__TASK STATEMENT__: Each entry should be written out again exactly, so that nothing is lost.
**********
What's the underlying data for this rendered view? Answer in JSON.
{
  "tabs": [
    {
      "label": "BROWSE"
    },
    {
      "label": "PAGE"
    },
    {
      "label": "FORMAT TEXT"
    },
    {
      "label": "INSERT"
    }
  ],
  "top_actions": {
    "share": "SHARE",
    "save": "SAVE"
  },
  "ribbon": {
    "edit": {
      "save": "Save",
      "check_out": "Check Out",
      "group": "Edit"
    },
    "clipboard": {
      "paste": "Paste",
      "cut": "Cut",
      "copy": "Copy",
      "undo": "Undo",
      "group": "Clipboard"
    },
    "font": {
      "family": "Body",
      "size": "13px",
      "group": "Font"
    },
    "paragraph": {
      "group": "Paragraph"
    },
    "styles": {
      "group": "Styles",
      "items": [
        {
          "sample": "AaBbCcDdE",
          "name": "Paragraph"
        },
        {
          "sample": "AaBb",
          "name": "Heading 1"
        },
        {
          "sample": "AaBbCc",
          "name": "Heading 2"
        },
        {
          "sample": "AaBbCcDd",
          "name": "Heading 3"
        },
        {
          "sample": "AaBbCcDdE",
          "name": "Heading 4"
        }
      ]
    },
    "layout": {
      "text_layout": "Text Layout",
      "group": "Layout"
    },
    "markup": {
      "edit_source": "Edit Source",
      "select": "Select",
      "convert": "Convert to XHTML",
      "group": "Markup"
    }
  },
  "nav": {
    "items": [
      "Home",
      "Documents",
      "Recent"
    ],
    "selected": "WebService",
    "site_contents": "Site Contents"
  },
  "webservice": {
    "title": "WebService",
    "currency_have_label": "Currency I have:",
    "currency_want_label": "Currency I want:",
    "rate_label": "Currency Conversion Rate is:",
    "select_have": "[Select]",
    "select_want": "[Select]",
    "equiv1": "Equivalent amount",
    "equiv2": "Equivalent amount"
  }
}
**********
__EXERCISE SOLUTION__:
What's the underlying data for this rendered view? Answer in JSON.
{
  "tabs": [
    {
      "label": "BROWSE"
    },
    {
      "label": "PAGE"
    },
    {
      "label": "FORMAT TEXT"
    },
    {
      "label": "INSERT"
    }
  ],
  "top_actions": {
    "share": "SHARE",
    "save": "SAVE"
  },
  "ribbon": {
    "edit": {
      "save": "Save",
      "check_out": "Check Out",
      "group": "Edit"
    },
    "clipboard": {
      "paste": "Paste",
      "cut": "Cut",
      "copy": "Copy",
      "undo": "Undo",
      "group": "Clipboard"
    },
    "font": {
      "family": "Body",
      "size": "13px",
      "group": "Font"
    },
    "paragraph": {
      "group": "Paragraph"
    },
    "styles": {
      "group": "Styles",
      "items": [
        {
          "sample": "AaBbCcDdE",
          "name": "Paragraph"
        },
        {
          "sample": "AaBb",
          "name": "Heading 1"
        },
        {
          "sample": "AaBbCc",
          "name": "Heading 2"
        },
        {
          "sample": "AaBbCcDd",
          "name": "Heading 3"
        },
        {
          "sample": "AaBbCcDdE",
          "name": "Heading 4"
        }
      ]
    },
    "layout": {
      "text_layout": "Text Layout",
      "group": "Layout"
    },
    "markup": {
      "edit_source": "Edit Source",
      "select": "Select",
      "convert": "Convert to XHTML",
      "group": "Markup"
    }
  },
  "nav": {
    "items": [
      "Home",
      "Documents",
      "Recent"
    ],
    "selected": "WebService",
    "site_contents": "Site Contents"
  },
  "webservice": {
    "title": "WebService",
    "currency_have_label": "Currency I have:",
    "currency_want_label": "Currency I want:",
    "rate_label": "Currency Conversion Rate is:",
    "select_have": "[Select]",
    "select_want": "[Select]",
    "equiv1": "Equivalent amount",
    "equiv2": "Equivalent amount"
  }
}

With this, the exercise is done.